Task instructions |
Go through the records below and write each one out again unchanged.

════════

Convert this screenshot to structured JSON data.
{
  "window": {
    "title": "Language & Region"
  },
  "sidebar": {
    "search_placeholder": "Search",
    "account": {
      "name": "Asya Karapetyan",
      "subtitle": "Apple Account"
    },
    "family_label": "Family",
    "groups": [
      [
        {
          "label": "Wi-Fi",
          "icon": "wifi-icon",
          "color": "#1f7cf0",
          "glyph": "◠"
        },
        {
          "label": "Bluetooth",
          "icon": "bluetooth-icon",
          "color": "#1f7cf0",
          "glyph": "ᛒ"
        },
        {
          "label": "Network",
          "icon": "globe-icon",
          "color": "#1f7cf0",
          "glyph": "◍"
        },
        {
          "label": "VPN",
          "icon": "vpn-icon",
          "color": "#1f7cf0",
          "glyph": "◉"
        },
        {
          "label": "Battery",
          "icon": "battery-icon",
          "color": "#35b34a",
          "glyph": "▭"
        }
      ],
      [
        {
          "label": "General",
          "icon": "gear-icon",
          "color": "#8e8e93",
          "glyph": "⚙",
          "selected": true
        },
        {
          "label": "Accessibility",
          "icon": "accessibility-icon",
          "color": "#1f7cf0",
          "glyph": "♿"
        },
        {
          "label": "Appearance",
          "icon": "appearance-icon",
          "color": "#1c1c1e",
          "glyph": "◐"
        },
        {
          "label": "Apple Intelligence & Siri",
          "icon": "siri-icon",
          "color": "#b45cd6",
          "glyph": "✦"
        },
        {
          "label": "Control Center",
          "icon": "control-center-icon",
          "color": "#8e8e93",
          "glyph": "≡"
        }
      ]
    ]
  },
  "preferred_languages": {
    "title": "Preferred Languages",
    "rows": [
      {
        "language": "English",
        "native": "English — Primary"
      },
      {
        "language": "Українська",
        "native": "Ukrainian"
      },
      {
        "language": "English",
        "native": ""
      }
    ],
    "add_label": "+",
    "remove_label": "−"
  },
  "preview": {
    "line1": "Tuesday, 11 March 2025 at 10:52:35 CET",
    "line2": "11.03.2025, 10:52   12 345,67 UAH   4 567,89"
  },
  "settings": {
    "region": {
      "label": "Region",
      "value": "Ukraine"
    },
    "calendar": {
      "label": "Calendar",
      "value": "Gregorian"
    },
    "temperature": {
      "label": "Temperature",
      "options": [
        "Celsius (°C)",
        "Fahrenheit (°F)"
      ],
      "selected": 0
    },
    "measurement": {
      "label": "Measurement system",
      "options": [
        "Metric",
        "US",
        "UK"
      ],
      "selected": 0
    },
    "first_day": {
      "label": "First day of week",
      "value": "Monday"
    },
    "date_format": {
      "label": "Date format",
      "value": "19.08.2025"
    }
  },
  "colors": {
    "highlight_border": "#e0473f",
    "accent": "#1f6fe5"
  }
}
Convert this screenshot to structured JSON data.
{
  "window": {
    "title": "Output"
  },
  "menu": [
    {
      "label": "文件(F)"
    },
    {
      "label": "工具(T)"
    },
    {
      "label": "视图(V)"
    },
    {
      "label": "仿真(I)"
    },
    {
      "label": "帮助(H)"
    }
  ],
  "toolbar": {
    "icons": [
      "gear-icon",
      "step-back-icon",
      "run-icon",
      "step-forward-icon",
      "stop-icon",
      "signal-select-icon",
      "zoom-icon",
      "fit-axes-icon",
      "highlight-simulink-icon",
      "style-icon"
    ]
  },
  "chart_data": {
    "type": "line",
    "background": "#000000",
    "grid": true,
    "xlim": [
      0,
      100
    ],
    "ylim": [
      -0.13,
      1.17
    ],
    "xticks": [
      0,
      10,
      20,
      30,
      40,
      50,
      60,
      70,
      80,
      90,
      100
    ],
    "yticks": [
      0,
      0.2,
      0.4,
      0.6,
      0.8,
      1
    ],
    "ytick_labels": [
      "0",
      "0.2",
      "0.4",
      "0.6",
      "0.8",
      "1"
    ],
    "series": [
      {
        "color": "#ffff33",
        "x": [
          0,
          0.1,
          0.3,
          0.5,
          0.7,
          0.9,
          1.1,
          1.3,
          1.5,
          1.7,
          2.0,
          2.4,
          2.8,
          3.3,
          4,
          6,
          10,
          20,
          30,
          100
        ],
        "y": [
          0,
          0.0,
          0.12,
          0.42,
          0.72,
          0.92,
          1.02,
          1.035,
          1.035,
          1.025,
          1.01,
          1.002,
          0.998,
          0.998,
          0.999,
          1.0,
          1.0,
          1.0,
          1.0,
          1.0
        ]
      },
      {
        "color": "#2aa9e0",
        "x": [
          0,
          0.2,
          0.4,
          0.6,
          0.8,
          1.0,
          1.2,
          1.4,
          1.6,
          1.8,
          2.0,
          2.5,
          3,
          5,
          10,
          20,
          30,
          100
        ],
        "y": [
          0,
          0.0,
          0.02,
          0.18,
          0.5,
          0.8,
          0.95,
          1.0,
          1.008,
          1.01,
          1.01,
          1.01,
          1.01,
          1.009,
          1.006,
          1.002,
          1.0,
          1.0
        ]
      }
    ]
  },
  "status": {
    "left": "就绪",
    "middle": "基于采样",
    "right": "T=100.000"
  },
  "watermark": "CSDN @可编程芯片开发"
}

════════

Response to this task |
Convert this screenshot to structured JSON data.
{
  "window": {
    "title": "Language & Region"
  },
  "sidebar": {
    "search_placeholder": "Search",
    "account": {
      "name": "Asya Karapetyan",
      "subtitle": "Apple Account"
    },
    "family_label": "Family",
    "groups": [
      [
        {
          "label": "Wi-Fi",
          "icon": "wifi-icon",
          "color": "#1f7cf0",
          "glyph": "◠"
        },
        {
          "label": "Bluetooth",
          "icon": "bluetooth-icon",
          "color": "#1f7cf0",
          "glyph": "ᛒ"
        },
        {
          "label": "Network",
          "icon": "globe-icon",
          "color": "#1f7cf0",
          "glyph": "◍"
        },
        {
          "label": "VPN",
          "icon": "vpn-icon",
          "color": "#1f7cf0",
          "glyph": "◉"
        },
        {
          "label": "Battery",
          "icon": "battery-icon",
          "color": "#35b34a",
          "glyph": "▭"
        }
      ],
      [
        {
          "label": "General",
          "icon": "gear-icon",
          "color": "#8e8e93",
          "glyph": "⚙",
          "selected": true
        },
        {
          "label": "Accessibility",
          "icon": "accessibility-icon",
          "color": "#1f7cf0",
          "glyph": "♿"
        },
        {
          "label": "Appearance",
          "icon": "appearance-icon",
          "color": "#1c1c1e",
          "glyph": "◐"
        },
        {
          "label": "Apple Intelligence & Siri",
          "icon": "siri-icon",
          "color": "#b45cd6",
          "glyph": "✦"
        },
        {
          "label": "Control Center",
          "icon": "control-center-icon",
          "color": "#8e8e93",
          "glyph": "≡"
        }
      ]
    ]
  },
  "preferred_languages": {
    "title": "Preferred Languages",
    "rows": [
      {
        "language": "English",
        "native": "English — Primary"
      },
      {
        "language": "Українська",
        "native": "Ukrainian"
      },
      {
        "language": "English",
        "native": ""
      }
    ],
    "add_label": "+",
    "remove_label": "−"
  },
  "preview": {
    "line1": "Tuesday, 11 March 2025 at 10:52:35 CET",
    "line2": "11.03.2025, 10:52   12 345,67 UAH   4 567,89"
  },
  "settings": {
    "region": {
      "label": "Region",
      "value": "Ukraine"
    },
    "calendar": {
      "label": "Calendar",
      "value": "Gregorian"
    },
    "temperature": {
      "label": "Temperature",
      "options": [
        "Celsius (°C)",
        "Fahrenheit (°F)"
      ],
      "selected": 0
    },
    "measurement": {
      "label": "Measurement system",
      "options": [
        "Metric",
        "US",
        "UK"
      ],
      "selected": 0
    },
    "first_day": {
      "label": "First day of week",
      "value": "Monday"
    },
    "date_format": {
      "label": "Date format",
      "value": "19.08.2025"
    }
  },
  "colors": {
    "highlight_border": "#e0473f",
    "accent": "#1f6fe5"
  }
}
Convert this screenshot to structured JSON data.
{
  "window": {
    "title": "Output"
  },
  "menu": [
    {
      "label": "文件(F)"
    },
    {
      "label": "工具(T)"
    },
    {
      "label": "视图(V)"
    },
    {
      "label": "仿真(I)"
    },
    {
      "label": "帮助(H)"
    }
  ],
  "toolbar": {
    "icons": [
      "gear-icon",
      "step-back-icon",
      "run-icon",
      "step-forward-icon",
      "stop-icon",
      "signal-select-icon",
      "zoom-icon",
      "fit-axes-icon",
      "highlight-simulink-icon",
      "style-icon"
    ]
  },
  "chart_data": {
    "type": "line",
    "background": "#000000",
    "grid": true,
    "xlim": [
      0,
      100
    ],
    "ylim": [
      -0.13,
      1.17
    ],
    "xticks": [
      0,
      10,
      20,
      30,
      40,
      50,
      60,
      70,
      80,
      90,
      100
    ],
    "yticks": [
      0,
      0.2,
      0.4,
      0.6,
      0.8,
      1
    ],
    "ytick_labels": [
      "0",
      "0.2",
      "0.4",
      "0.6",
      "0.8",
      "1"
    ],
    "series": [
      {
        "color": "#ffff33",
        "x": [
          0,
          0.1,
          0.3,
          0.5,
          0.7,
          0.9,
          1.1,
          1.3,
          1.5,
          1.7,
          2.0,
          2.4,
          2.8,
          3.3,
          4,
          6,
          10,
          20,
          30,
          100
        ],
        "y": [
          0,
          0.0,
          0.12,
          0.42,
          0.72,
          0.92,
          1.02,
          1.035,
          1.035,
          1.025,
          1.01,
          1.002,
          0.998,
          0.998,
          0.999,
          1.0,
          1.0,
          1.0,
          1.0,
          1.0
        ]
      },
      {
        "color": "#2aa9e0",
        "x": [
          0,
          0.2,
          0.4,
          0.6,
          0.8,
          1.0,
          1.2,
          1.4,
          1.6,
          1.8,
          2.0,
          2.5,
          3,
          5,
          10,
          20,
          30,
          100
        ],
        "y": [
          0,
          0.0,
          0.02,
          0.18,
          0.5,
          0.8,
          0.95,
          1.0,
          1.008,
          1.01,
          1.01,
          1.01,
          1.01,
          1.009,
          1.006,
          1.002,
          1.0,
          1.0
        ]
      }
    ]
  },
  "status": {
    "left": "就绪",
    "middle": "基于采样",
    "right": "T=100.000"
  },
  "watermark": "CSDN @可编程芯片开发"
}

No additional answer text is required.